It’s amazing how much farther you can see when you get up high. But just because you can see more doesn’t mean you’ll like the view.
I was on a ridgeline 800 feet above my camp when the source of the diaphanous haze that flowed around the ridge top came into sharp focus. It was a small but heavily involved wildfire working its way up a hillside three ridges south of me. Underbrush and standing timber were all burning briskly and through the foreshortened view provided by my 10-power binoculars, the blaze seemed remarkably close.
The fire was a surprise to me. I’d searched carefully for a spot well removed from the many fires burning in the Oregon Cascades, and thought I’d actually found a place I could hunt deer without choking through smoke or worrying about a fire itself. It hadn’t shown up on fire maps the day before and I hadn’t noticed any indications when I’d driven in. But there it was and though the wind was negligible, it seemed to be feeding greedily up the hillside toward me.

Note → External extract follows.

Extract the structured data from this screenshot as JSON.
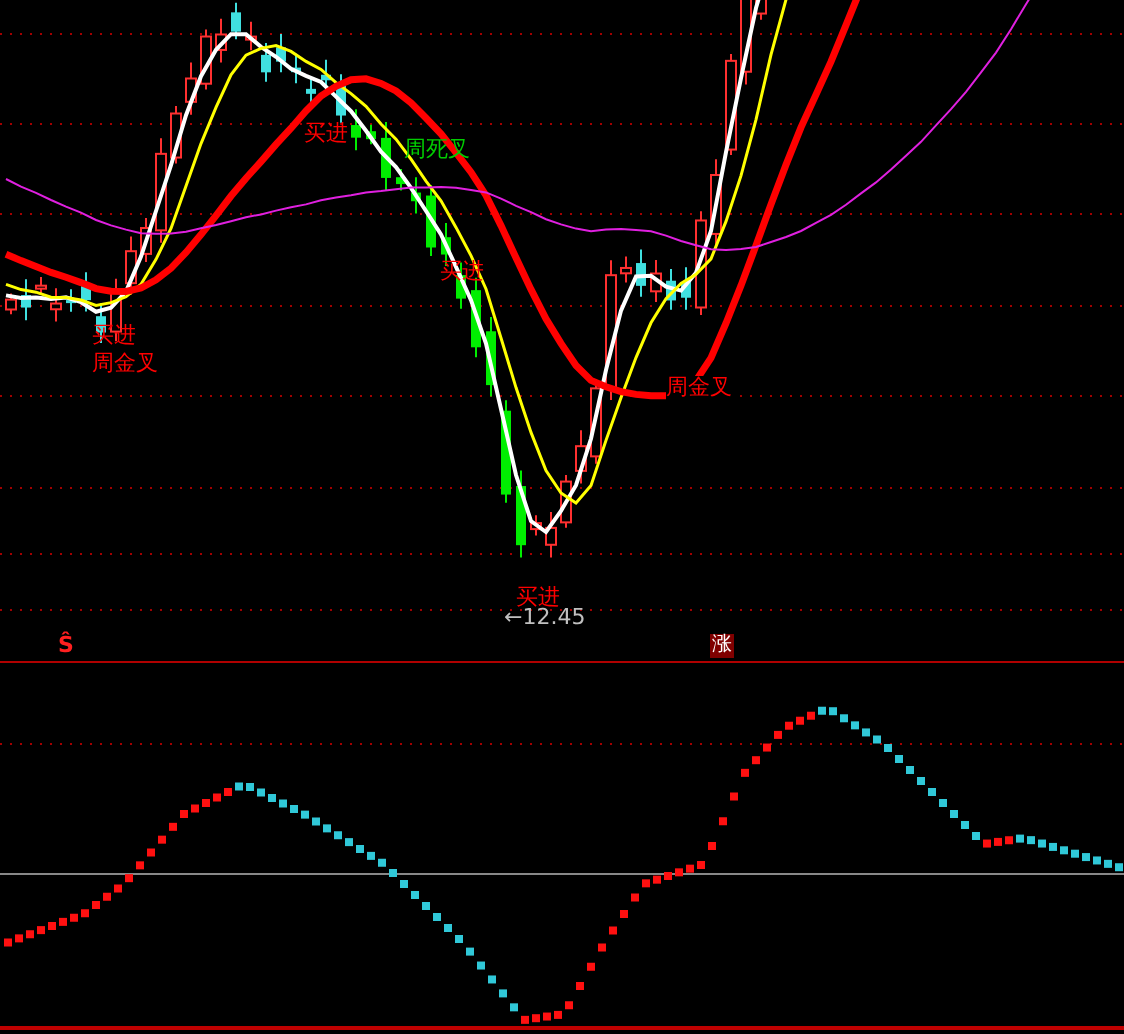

I don’t want to be melodramatic here. I was more than a mile away, there was no wind and no involvement by either firefighters or Forest Service aircraft, leading me to believe the fire was not a threat to expand in any direction.
There was almost certainly no risk to me but I had a couple of small concerns: First, the road I’d driven on my way in passed considerably closer to the fire than my present location. Second, there was no other way out. A large tree had fallen across the road a few hundred yards past my camp and without a chainsaw I had no chance of driving out in that direction.
So, although I was safe where I was, my ability to actually depart the area was somewhat less certain. If the fire reached my escape route I’d have to reverse course, get my vehicle as far from the fire as possible and then think about walking out. Even this was not a major issue; the fallen tree was no impediment except to the vehicle, so I could hike on Forest Service roads for 30 miles or so to civilization. No problem.
Well, there was a minor problem, which was this: I’d never been near a forest fire before and I was just slightly uncomfortable. Not that I was afraid, you understand, just a titch north of concerned. Because I might have been wrong about the number of ridges between the fire and me. Maybe there were only two, not three, and maybe the canyon between them was very shallow. And maybe the timber between us was particularly dry. And maybe the wind would pick up.
Intellectually, I knew I was safe. But intellectual musings weren’t much help. There’s something visceral about wildfire, even through 10-power glasses and even two ridges away. Plus, I was still 800 feet above my camp. I felt some urgency to return, pack up and to be perfectly frank, get the hell out.
So I turned my sights downhill and took a direct path back, covering in less than two hours a trip that had taken me more than five hours on the way up. My camp was packed in record time and I headed down the road. The return trip was uneventful, and somewhat deflating. I never even saw the fire on my way out.
No problem. I knew there was no danger. Knew it. And yet … it might be a while before I hunt the High Cascades again while fires are burning.
Correction: In my last column, I mistakenly identified pikas as rodents. They are not. They are lagomorphs, close cousins to rabbits. I compounded the mistake by stating that mountain beavers were related to rabbits. They are not. They are rodents. Not my best work. Sorry.